● **Records for this task**:
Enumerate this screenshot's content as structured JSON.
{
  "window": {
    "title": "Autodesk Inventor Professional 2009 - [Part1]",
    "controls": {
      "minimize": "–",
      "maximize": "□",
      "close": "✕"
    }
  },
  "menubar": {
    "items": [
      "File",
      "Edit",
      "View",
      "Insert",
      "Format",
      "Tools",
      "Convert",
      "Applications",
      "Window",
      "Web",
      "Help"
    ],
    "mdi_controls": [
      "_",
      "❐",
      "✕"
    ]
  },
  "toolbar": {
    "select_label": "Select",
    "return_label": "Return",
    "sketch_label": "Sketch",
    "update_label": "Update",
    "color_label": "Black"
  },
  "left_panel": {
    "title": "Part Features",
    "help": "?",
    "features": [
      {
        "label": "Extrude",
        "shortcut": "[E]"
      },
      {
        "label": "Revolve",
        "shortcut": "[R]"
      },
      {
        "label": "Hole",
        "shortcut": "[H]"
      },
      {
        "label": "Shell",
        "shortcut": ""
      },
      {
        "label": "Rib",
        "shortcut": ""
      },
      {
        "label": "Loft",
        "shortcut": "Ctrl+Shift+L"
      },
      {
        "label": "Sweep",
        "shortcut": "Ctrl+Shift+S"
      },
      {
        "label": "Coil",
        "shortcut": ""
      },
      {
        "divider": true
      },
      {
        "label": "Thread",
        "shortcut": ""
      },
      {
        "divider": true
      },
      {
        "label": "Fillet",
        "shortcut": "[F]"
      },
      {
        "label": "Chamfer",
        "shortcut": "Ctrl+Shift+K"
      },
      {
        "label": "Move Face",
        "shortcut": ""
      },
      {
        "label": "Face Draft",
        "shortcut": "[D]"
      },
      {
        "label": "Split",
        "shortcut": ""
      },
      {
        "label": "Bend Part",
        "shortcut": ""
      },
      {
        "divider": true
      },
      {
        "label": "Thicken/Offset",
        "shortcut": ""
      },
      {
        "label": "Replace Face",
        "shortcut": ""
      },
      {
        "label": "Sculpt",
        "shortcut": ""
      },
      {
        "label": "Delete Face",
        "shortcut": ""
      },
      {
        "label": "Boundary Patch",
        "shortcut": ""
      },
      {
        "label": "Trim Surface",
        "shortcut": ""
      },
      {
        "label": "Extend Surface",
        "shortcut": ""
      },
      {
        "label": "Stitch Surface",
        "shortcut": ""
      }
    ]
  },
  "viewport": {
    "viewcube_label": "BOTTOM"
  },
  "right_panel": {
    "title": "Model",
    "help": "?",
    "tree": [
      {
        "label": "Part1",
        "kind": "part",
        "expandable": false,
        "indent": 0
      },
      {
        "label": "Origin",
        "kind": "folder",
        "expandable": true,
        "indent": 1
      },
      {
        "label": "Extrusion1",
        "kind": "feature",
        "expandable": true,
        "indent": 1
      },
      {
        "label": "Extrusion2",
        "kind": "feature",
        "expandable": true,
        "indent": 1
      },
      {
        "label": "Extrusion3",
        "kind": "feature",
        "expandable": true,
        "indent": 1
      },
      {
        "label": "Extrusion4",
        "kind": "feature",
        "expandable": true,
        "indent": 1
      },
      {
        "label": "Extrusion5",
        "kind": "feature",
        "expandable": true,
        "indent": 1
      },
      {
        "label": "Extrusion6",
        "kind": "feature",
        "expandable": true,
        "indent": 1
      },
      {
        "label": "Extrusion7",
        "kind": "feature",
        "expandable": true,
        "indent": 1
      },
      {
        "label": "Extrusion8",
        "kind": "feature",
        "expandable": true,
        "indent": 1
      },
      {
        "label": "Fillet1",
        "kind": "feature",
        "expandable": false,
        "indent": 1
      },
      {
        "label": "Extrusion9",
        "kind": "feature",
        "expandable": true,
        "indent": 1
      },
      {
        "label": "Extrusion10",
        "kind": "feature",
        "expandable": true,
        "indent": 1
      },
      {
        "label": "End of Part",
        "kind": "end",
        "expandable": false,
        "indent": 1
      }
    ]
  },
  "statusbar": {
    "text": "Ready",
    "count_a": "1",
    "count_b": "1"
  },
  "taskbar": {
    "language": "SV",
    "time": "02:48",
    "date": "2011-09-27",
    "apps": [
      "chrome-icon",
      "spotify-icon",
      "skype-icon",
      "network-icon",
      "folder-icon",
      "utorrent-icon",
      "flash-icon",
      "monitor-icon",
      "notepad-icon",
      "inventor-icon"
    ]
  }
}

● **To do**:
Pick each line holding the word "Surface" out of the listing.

● **Your response**:
        "label": "Trim Surface",
        "label": "Extend Surface",
        "label": "Stitch Surface",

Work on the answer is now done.